Read through the material below and find each line that has the word "ShipToAddressID"; copy it.

START Raw data

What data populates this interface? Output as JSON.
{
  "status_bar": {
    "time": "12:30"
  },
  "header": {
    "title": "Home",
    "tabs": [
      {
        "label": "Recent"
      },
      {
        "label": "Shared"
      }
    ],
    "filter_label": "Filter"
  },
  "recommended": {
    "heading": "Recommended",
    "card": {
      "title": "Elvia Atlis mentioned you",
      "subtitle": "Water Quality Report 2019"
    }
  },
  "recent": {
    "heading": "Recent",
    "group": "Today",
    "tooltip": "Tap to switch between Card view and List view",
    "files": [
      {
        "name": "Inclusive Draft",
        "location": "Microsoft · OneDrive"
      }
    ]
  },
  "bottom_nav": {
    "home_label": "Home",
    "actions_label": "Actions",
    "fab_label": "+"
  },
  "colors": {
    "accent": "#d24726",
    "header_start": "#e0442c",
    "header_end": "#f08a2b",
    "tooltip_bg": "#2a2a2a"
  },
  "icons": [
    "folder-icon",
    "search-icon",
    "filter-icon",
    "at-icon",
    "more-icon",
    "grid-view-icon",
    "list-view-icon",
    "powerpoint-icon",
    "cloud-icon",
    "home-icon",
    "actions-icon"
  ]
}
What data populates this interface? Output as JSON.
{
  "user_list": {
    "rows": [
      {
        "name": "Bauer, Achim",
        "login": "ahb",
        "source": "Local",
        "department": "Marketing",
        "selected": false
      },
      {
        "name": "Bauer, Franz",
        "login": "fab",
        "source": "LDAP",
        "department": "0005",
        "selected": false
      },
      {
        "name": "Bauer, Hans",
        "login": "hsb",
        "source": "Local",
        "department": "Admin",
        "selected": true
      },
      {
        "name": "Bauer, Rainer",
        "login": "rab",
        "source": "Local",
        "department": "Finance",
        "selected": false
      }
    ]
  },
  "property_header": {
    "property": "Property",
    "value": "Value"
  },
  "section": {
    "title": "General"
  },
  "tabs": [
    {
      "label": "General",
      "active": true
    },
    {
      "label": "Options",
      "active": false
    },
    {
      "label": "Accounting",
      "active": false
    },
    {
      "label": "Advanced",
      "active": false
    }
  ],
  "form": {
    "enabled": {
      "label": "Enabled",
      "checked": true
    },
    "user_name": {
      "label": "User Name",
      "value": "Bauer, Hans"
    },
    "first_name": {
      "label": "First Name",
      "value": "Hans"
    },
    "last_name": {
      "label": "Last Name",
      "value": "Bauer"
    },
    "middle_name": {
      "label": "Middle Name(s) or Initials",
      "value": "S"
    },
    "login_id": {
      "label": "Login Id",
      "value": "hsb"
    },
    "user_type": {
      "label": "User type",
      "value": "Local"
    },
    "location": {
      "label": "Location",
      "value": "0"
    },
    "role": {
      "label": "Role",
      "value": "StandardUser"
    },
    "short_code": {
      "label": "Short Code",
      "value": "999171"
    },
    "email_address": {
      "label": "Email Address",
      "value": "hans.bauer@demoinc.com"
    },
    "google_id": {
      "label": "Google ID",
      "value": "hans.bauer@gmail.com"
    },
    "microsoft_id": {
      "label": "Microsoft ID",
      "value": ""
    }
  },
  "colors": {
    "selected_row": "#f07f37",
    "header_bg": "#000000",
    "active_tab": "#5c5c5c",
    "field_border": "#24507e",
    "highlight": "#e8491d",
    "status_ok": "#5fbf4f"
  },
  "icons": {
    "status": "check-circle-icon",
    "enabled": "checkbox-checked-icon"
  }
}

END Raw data
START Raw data

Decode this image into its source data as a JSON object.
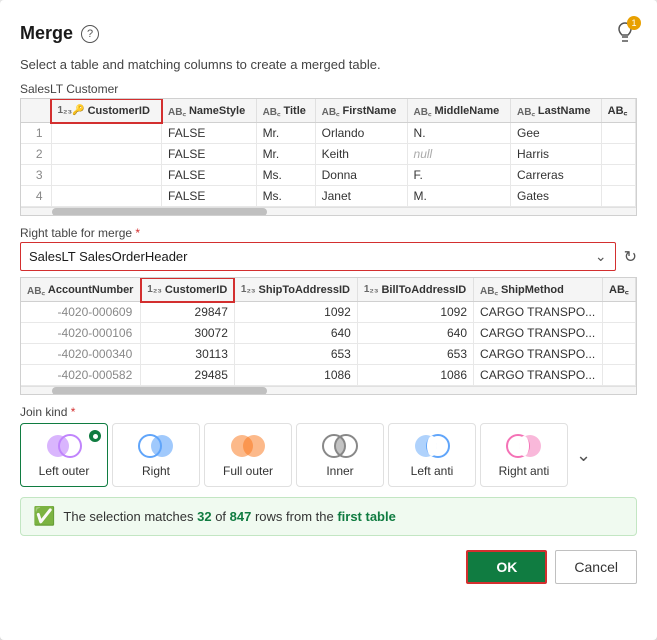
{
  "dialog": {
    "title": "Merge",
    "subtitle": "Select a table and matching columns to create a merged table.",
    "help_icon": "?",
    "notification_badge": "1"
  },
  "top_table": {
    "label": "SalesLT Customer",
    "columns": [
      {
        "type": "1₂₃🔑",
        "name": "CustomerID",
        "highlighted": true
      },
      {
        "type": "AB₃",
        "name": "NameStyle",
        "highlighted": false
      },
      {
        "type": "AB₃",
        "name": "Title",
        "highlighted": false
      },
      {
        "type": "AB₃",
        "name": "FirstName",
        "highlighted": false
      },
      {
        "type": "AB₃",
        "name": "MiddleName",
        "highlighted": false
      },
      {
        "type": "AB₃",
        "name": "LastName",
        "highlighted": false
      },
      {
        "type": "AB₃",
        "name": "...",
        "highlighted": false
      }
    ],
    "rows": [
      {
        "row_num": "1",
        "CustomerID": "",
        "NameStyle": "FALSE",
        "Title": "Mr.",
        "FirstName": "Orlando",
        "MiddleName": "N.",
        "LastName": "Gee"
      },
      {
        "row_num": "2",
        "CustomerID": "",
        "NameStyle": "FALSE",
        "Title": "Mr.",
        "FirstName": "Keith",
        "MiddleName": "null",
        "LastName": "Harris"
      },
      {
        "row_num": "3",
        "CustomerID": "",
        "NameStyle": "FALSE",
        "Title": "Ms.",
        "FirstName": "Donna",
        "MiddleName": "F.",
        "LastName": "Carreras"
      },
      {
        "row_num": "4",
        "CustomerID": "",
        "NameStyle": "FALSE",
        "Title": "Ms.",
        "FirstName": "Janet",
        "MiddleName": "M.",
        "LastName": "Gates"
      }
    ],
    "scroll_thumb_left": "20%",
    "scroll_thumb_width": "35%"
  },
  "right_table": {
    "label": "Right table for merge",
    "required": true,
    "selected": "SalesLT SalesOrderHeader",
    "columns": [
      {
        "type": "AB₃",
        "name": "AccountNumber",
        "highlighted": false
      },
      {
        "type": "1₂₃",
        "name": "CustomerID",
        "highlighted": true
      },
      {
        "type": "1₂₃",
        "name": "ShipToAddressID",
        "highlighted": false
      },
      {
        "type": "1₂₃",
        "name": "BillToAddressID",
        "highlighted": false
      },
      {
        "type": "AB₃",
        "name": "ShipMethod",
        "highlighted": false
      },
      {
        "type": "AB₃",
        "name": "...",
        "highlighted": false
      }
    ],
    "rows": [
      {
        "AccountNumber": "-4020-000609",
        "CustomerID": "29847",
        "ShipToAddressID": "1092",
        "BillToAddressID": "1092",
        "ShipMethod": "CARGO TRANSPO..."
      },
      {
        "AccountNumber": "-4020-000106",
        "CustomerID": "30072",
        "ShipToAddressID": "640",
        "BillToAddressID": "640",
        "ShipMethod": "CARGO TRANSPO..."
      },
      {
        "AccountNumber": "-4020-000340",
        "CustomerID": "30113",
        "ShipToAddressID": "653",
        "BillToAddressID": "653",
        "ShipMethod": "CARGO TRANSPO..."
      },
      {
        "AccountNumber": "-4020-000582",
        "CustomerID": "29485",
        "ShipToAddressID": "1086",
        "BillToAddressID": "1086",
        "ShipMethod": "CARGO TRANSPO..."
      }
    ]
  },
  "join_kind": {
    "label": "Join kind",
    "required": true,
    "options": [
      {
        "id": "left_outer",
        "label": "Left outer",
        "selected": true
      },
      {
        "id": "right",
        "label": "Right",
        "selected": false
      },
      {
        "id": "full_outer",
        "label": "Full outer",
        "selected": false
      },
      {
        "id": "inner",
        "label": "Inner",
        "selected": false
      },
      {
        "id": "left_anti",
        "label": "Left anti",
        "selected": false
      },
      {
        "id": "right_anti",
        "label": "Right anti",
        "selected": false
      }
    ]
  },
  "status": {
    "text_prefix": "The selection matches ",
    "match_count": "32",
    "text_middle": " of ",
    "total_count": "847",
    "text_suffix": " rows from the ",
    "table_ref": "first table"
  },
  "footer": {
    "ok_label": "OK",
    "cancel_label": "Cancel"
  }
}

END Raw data

● Exercise answer
        "name": "ShipToAddressID",
        "ShipToAddressID": "1092",
        "ShipToAddressID": "640",
        "ShipToAddressID": "653",
        "ShipToAddressID": "1086",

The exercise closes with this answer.